Extract all lines that hold "labels" from the records below.

____________________

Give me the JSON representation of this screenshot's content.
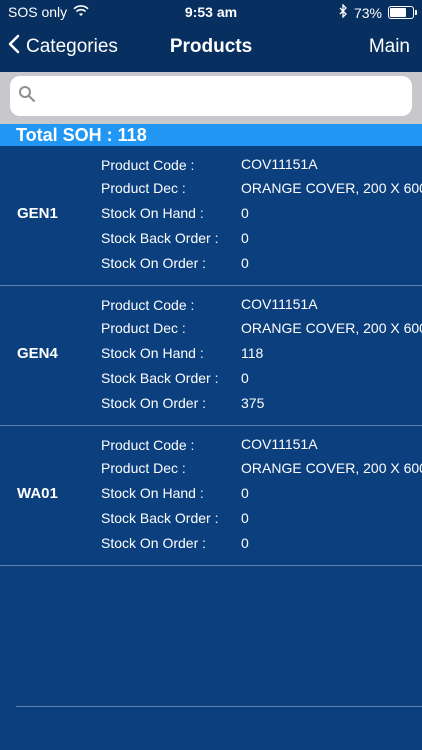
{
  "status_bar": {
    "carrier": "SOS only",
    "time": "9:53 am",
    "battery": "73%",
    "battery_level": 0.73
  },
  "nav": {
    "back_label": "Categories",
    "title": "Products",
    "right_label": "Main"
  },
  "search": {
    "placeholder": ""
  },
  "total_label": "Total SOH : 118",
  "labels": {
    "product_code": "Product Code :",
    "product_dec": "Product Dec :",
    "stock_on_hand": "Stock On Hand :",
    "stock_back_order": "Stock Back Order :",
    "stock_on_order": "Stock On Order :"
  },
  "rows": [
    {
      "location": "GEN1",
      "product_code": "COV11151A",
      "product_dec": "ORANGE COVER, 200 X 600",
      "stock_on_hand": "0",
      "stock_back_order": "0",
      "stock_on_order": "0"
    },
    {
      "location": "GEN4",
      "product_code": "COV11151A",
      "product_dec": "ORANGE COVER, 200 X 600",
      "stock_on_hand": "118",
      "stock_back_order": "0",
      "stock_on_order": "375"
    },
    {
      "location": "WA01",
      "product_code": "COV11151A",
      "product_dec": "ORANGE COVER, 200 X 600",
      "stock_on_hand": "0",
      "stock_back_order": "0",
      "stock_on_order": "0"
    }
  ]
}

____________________

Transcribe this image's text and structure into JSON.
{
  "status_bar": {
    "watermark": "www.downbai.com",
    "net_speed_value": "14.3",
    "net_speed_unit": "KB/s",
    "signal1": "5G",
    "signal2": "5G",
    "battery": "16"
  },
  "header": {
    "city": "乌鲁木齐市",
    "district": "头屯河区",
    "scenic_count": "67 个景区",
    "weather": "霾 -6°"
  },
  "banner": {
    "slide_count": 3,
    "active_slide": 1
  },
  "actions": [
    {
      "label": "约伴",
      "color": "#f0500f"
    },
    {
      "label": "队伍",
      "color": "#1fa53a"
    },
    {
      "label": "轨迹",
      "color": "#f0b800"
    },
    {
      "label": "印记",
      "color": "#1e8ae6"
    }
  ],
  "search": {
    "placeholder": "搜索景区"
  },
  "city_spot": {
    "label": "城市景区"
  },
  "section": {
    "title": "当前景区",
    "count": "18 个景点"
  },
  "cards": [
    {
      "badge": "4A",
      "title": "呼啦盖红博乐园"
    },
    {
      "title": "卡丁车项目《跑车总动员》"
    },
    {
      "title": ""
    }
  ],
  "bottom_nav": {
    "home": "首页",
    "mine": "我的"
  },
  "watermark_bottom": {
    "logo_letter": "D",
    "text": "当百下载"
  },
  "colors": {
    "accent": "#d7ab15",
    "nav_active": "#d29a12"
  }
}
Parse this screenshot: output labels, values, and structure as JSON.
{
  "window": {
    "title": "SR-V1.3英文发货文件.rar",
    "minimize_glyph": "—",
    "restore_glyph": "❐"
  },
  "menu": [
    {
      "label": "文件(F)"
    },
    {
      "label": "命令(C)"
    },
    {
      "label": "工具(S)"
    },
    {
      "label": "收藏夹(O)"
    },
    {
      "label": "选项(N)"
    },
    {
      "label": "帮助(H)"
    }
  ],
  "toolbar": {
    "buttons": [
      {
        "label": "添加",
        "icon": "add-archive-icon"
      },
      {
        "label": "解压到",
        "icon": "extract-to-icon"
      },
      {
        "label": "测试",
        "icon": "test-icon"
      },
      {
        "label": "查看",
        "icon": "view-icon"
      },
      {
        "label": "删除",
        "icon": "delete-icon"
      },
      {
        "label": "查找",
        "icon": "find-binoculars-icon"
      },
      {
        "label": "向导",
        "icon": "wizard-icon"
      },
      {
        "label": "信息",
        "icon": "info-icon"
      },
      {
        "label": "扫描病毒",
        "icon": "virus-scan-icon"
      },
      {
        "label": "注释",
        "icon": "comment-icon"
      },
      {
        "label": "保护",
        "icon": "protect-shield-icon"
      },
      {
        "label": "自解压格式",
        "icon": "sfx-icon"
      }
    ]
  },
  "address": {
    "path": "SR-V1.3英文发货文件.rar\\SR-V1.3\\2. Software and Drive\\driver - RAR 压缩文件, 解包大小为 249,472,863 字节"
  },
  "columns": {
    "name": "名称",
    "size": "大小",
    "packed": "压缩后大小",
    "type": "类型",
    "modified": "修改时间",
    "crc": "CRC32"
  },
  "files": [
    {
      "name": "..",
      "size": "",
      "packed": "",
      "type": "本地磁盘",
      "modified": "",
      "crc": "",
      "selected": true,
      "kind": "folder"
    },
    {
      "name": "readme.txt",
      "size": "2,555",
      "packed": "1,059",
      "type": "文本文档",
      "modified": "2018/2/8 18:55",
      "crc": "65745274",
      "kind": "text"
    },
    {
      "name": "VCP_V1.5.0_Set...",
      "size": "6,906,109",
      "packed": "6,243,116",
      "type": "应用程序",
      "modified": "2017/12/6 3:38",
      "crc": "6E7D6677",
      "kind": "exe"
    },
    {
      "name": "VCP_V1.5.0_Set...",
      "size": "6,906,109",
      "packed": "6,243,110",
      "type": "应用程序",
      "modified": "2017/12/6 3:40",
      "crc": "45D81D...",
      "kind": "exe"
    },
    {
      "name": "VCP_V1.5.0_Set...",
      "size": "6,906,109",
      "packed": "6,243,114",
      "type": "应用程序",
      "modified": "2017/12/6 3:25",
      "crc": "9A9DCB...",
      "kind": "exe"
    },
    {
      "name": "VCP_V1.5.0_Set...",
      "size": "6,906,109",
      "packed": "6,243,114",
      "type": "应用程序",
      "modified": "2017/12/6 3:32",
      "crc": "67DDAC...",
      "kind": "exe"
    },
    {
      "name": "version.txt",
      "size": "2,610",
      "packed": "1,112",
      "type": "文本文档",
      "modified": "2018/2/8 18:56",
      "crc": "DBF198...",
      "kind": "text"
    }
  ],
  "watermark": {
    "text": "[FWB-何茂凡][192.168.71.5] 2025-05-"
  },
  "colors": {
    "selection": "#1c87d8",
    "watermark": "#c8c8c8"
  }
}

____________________

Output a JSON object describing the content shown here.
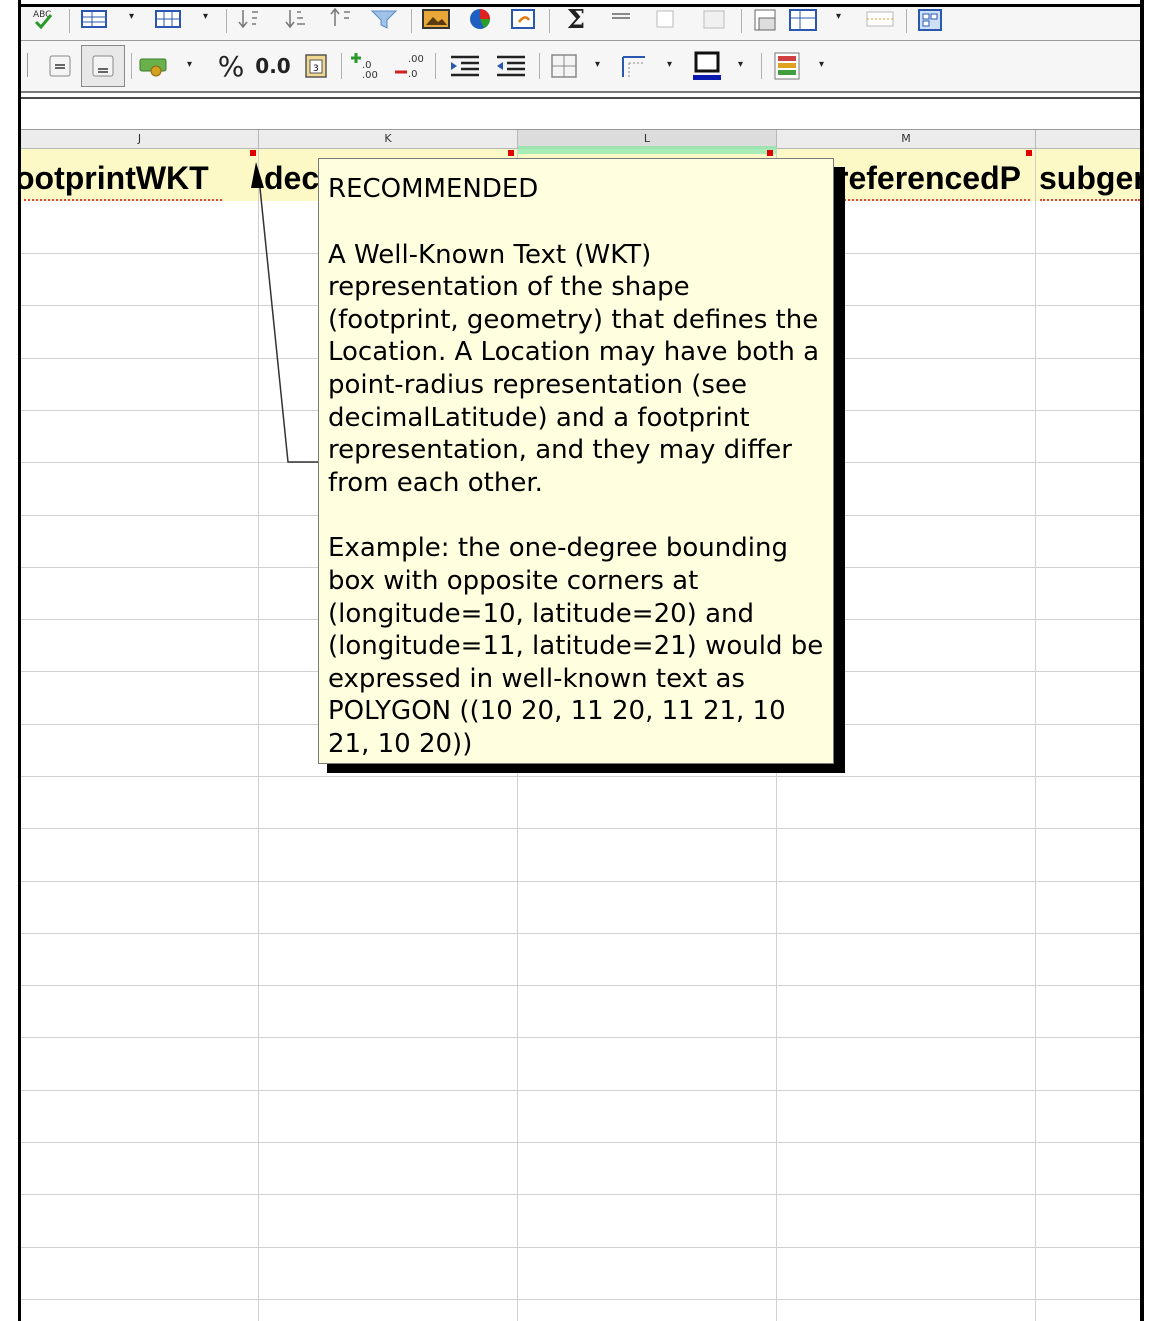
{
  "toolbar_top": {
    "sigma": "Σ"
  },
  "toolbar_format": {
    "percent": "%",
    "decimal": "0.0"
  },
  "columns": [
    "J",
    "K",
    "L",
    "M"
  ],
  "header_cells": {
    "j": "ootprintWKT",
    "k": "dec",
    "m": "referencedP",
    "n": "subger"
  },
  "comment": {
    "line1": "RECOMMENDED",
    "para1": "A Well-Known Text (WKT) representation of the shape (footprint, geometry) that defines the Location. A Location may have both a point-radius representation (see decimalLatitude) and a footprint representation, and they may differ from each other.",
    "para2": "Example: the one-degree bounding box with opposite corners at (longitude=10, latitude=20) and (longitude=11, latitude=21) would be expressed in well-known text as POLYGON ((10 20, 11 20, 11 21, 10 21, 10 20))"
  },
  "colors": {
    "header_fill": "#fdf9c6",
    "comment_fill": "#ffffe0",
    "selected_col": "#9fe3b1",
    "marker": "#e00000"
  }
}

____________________

> [Output of the task]
  "labels": {
Parse this screenshot: output labels, values, and structure as JSON.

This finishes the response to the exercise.